For years she had fought and survived, and nearly died, but all for a cause. The people who wanted her dead wanted her dead for a reason. They acknowledged her mission to discover the true history, they validated her existence by trying to kill her for who she was. But now, none of it mattered. She was going to die for nothing, by the hand of this man who cared nothing for who she was. He had never heard of her, he had no regard for the Demon Child of Ohara. He was just killing her because she stood between him and the Golden Bell of Shandra. Gold. That was why she was being killed. Gold. No grand ideological cause, but just because a megalomaniacal man with a logia fruit and a god complex wanted some Gold. It was enough to break the archaeologist's spirit like nothing else had.
It was especially crushing for her because she had just had hope restored to her life. She had found refuge with a group that was different, different from all the other groups that had harbored her over the years. She had worked with the savage, the greedy, the ignorant, all kinds of people who had used her for her talents, but had ultimately resented her, and had turned her adrift as soon as she became too much of a liability. She had hoped that these people, the Straw Hats, were ones that she might one day come to call "friends." Or call them "nakama," as they seemed to want to refer to one another. They were probably the first people she had met since Saul that truly cared about her, that wanted to see her be happy, let alone want to see her alive at all.
Well, most of them, anyway. The Swordsman was none too keen on her, but that was nothing new. He was wise to be wary of her, probably the wisest out of that lovable crew of dreamers. After a lifetime of her bitterness, she had no reason to resent anyone for being wary of her. But she did not have time to contemplate her nascent relationship with the green-haired swordsman, because her doom was upon her. She watched as the man-god pointed his finger square at her head. Watched as the finger lit up with his electric logia power, and watched as the lethal bolt filled all of her vision, before it finally struck her head.
The pain was excruciating, but she didn't particularly mind. Again and again, she had made her peace with the thought of death. Each brush with death had steeled her heart more and more against the fear of it. It was time for her to die, but this was something she had been ready for. Her only regret was that she was dying like this, in a circumstance totally unrelated to her lifelong quest. The voltage arced through her, past her, and she began to fall. Not unconscious, as it probably appeared, but close to it. She was still aware, but her whole body was falling limp under her. It was her time to die, but the scenario was all wrong.
Okay, so not entirely wrong. There was one thing that fit. In many scenarios she had imagined for her death, all across the years, she had imagined a drawn-out execution, or a quick, off-hand slaying at the hands of government agents, but the two constants were that she was being killed by World Government agents, and that she was dying alone, isolated from anyone that cared about her. That condition at least was fulfilled. The Swordsman still resented her, and wasn't going to help her.

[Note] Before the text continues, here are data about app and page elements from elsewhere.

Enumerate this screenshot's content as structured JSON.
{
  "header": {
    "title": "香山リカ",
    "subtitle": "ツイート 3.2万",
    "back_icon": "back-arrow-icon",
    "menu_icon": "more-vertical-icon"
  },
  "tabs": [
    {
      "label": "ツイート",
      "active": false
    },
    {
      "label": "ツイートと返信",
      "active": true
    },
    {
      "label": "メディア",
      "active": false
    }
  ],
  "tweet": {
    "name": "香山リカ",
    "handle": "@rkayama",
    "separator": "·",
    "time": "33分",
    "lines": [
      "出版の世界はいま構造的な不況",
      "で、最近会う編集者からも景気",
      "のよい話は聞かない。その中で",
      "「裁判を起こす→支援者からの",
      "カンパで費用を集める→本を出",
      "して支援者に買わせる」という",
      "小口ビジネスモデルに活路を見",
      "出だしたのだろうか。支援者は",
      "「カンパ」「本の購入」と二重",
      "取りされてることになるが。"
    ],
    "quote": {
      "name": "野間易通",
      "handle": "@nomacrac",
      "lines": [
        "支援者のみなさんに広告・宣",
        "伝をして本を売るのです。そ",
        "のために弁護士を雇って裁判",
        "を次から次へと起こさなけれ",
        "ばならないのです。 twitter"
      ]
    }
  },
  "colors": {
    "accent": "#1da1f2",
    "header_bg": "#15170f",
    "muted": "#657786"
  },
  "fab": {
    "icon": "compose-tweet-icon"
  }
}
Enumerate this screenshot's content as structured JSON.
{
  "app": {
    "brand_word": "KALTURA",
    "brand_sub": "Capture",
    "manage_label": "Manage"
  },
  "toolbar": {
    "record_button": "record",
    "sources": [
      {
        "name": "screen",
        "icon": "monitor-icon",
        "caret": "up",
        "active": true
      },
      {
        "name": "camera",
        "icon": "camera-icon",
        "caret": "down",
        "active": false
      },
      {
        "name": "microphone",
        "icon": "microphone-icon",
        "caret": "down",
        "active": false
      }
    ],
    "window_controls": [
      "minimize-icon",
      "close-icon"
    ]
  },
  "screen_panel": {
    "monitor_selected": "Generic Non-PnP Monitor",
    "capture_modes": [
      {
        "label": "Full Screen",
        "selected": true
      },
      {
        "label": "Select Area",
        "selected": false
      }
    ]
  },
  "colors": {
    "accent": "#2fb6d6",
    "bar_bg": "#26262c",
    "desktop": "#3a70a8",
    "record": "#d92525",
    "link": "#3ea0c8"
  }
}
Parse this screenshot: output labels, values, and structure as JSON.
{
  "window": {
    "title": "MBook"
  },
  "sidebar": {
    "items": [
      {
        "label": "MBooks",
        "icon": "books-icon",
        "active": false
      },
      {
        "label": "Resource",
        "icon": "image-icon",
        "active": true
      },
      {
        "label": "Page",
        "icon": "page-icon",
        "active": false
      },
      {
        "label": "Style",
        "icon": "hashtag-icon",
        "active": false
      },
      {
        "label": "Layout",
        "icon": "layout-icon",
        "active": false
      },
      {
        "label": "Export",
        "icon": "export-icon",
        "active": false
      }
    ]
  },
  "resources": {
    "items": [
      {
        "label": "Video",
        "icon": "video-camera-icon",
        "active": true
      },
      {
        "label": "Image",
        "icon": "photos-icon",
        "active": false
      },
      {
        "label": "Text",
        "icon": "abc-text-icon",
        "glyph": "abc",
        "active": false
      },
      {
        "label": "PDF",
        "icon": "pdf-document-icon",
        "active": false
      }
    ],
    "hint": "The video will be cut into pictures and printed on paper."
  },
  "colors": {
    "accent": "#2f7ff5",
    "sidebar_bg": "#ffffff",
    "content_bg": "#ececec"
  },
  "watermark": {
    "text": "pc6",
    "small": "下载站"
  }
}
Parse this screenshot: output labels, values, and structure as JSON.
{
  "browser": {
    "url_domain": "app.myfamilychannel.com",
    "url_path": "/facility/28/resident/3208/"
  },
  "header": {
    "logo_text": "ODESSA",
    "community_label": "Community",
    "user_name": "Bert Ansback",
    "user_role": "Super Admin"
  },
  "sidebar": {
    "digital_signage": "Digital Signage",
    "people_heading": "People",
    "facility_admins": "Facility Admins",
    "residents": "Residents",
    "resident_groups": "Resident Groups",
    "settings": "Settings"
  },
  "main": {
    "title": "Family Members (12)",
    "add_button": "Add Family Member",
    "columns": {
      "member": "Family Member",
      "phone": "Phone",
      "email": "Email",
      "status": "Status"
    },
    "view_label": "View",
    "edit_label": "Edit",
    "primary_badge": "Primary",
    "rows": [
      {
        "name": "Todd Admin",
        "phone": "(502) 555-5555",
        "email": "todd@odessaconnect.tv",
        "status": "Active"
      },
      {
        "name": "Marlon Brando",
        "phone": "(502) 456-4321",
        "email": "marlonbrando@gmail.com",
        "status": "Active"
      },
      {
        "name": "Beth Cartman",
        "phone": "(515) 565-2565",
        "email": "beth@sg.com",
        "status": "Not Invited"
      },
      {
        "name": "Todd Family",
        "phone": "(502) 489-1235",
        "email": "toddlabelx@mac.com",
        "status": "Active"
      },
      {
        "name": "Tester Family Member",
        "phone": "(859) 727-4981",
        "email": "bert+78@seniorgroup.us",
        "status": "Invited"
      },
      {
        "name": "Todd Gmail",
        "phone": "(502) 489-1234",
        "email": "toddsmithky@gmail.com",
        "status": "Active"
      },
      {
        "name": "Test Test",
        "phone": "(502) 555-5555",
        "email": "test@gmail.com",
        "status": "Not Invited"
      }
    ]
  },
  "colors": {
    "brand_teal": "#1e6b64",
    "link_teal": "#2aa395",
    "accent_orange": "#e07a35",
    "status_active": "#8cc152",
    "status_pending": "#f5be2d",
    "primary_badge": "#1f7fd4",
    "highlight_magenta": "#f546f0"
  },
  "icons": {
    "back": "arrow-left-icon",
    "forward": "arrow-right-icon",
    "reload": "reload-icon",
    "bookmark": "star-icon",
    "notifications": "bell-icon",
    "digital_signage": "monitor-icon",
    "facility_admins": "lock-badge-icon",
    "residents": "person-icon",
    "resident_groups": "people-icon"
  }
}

She had thought she had heard the Navigator scream out her name, but that was probably just her mind trying to inject some hope into this hopeless situation. She was dying alone.
She deserved this, she thought in the darkest part of her heart. Nico Robin, demon of Ohara, deserved this. This was the death that she had earned through her lifetime of treachery. The reason she was being struck down by this man-god was because she had tried to deal with him like she had dealt with all the powerful men that she had used in her life: she had tried to leverage her knowledge to get them to do what she wanted. In this case, she had tried to play on his greed for the legendary Golden Bell of Shandra, whose location she had deduced in her investigations on Skypiea. He had little patience for her, and had finally dealt with her as she had long deserved.
But there was no longer time for her despair. Her time had come. She was falling to the ground faster, her legs having given out completely. Her consciousness, her mind, began to blur, all becoming a haze of sadness. But suddenly, a disturbance. Something had stopped her from falling. Her head had not crashed against the pavement, so something must have caught her. Someone must have caught her. As she finally lost consciousness, she heard a voice she had not expected to hear, saying words she had never expected that voice to say. At least, not towards her. The gruff, masculine voice of a man who, it turned out, understood her best of all.
"She's a woman!"
As she lost consciousness, she was happy.
I hope she didn't sound too emo. I tried to capture that depression she seemed to have, that indifference to the idea of dying, and that vague self-loathing, that she had before the Enies Lobby Arc. She still had her dream, but figured her failure was inevitable.